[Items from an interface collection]
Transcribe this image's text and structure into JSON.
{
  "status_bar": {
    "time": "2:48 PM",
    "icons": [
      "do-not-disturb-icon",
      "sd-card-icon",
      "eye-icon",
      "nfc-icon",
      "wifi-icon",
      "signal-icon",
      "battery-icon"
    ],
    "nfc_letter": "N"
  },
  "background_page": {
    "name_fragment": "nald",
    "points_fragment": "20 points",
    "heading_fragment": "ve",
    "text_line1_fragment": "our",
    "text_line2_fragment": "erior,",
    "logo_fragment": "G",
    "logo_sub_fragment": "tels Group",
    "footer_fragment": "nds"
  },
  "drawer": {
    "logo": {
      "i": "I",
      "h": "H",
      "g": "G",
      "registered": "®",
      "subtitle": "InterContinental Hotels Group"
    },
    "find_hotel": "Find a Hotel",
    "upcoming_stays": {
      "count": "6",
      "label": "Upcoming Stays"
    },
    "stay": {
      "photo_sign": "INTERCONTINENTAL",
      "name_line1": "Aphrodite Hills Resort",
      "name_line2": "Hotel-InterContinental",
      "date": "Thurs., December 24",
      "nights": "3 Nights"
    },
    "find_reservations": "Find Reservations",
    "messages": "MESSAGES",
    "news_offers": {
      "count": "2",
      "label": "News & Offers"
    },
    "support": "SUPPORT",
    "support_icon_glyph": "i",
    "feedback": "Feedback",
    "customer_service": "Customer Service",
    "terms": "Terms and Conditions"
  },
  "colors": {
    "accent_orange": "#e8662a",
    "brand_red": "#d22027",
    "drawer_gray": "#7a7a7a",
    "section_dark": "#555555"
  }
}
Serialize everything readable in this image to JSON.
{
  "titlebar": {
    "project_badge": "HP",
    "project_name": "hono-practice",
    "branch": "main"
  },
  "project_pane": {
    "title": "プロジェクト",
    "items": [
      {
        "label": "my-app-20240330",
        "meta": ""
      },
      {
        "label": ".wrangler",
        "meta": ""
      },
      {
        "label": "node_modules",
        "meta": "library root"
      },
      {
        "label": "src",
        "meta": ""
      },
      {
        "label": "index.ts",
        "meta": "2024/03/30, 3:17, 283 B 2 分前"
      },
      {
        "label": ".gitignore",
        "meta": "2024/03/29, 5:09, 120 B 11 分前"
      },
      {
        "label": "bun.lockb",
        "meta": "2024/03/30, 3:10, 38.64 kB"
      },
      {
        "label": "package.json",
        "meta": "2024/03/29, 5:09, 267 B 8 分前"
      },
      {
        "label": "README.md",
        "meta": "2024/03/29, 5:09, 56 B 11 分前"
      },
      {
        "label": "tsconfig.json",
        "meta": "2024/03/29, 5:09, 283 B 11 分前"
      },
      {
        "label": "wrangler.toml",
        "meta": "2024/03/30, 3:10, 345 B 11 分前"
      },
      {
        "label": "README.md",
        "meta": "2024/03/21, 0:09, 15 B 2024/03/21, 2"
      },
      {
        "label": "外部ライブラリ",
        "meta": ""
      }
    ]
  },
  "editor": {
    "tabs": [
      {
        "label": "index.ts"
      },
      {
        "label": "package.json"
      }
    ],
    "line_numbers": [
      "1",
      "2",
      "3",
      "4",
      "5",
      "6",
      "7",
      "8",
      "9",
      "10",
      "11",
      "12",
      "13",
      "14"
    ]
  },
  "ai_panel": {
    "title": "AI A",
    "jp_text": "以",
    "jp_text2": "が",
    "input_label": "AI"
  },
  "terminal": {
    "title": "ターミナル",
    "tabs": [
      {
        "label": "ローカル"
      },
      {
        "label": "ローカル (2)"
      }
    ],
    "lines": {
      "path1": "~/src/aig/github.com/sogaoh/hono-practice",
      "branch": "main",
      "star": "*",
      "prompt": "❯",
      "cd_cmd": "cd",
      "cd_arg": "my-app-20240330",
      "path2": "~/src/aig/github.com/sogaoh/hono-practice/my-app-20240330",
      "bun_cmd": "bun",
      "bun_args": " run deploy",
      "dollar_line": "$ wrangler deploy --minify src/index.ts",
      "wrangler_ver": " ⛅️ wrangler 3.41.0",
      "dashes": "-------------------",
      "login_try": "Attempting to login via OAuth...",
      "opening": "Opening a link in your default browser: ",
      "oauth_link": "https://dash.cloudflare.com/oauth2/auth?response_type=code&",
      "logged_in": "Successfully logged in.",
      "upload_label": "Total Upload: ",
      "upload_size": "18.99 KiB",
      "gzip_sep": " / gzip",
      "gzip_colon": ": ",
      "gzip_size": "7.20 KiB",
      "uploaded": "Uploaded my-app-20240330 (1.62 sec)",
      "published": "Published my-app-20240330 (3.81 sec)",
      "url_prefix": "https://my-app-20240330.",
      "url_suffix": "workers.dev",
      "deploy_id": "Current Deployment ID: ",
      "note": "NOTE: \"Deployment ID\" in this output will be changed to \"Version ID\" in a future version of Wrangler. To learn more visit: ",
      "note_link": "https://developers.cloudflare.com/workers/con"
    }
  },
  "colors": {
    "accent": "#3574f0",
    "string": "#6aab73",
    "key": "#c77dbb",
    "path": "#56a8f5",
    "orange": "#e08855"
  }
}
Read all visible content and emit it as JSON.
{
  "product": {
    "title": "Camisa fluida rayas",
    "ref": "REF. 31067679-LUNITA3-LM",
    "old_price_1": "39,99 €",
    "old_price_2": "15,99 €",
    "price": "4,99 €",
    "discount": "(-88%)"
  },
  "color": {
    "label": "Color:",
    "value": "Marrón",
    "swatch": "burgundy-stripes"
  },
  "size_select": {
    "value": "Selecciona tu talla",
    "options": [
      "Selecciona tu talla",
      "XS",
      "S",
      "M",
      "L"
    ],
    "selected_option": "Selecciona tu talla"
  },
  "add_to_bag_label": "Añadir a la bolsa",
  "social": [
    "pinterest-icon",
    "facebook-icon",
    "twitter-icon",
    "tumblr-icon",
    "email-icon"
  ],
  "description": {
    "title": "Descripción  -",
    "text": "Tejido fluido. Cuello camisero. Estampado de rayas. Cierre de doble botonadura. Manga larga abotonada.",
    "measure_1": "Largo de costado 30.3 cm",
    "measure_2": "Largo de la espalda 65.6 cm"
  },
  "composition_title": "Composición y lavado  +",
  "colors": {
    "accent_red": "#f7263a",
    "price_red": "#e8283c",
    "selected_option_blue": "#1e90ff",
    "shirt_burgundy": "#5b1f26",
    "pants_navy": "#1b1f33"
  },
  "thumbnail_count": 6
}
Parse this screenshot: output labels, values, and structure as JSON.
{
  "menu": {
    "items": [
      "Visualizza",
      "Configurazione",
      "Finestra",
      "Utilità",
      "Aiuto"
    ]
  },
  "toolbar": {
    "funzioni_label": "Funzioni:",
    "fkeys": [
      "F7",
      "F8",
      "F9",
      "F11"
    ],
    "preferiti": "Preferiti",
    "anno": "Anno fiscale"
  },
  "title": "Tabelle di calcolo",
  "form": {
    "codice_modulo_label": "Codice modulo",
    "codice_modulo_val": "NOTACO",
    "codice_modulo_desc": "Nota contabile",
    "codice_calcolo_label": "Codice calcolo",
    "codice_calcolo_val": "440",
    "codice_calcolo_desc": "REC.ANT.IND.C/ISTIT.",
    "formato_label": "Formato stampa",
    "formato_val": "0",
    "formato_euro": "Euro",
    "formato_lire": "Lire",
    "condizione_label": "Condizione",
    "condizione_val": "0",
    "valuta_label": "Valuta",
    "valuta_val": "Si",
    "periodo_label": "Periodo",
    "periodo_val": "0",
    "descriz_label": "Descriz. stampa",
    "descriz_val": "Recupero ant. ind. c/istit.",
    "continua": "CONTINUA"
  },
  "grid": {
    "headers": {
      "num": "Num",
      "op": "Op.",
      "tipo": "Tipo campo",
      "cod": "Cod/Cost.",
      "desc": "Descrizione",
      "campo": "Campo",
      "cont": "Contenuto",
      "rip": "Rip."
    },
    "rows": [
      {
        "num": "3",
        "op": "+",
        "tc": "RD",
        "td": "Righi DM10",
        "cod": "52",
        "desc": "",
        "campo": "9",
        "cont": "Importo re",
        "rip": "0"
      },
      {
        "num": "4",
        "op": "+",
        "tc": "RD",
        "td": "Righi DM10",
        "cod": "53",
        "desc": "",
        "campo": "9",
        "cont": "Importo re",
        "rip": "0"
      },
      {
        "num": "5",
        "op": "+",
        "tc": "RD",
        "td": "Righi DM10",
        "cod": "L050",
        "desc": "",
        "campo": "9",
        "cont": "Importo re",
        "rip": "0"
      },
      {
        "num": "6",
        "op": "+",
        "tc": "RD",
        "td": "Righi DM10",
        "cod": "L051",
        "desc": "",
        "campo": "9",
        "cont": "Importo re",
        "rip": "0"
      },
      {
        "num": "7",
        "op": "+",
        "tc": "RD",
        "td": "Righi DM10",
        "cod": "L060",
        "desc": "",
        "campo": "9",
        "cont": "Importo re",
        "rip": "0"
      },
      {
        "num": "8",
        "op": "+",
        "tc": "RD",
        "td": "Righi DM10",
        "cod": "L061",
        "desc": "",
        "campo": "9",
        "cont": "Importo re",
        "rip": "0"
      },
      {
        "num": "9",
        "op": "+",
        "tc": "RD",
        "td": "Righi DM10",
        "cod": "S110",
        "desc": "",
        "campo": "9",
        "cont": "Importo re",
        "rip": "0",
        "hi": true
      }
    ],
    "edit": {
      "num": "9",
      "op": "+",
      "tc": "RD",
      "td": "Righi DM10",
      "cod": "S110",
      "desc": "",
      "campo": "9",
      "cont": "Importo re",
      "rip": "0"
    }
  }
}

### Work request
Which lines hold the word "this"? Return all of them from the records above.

### Output below
Transcribe this image's text and structure into JSON.
Serialize everything readable in this image to JSON.
      "note": "NOTE: \"Deployment ID\" in this output will be changed to \"Version ID\" in a future version of Wrangler. To learn more visit: ",
Parse this screenshot: output labels, values, and structure as JSON.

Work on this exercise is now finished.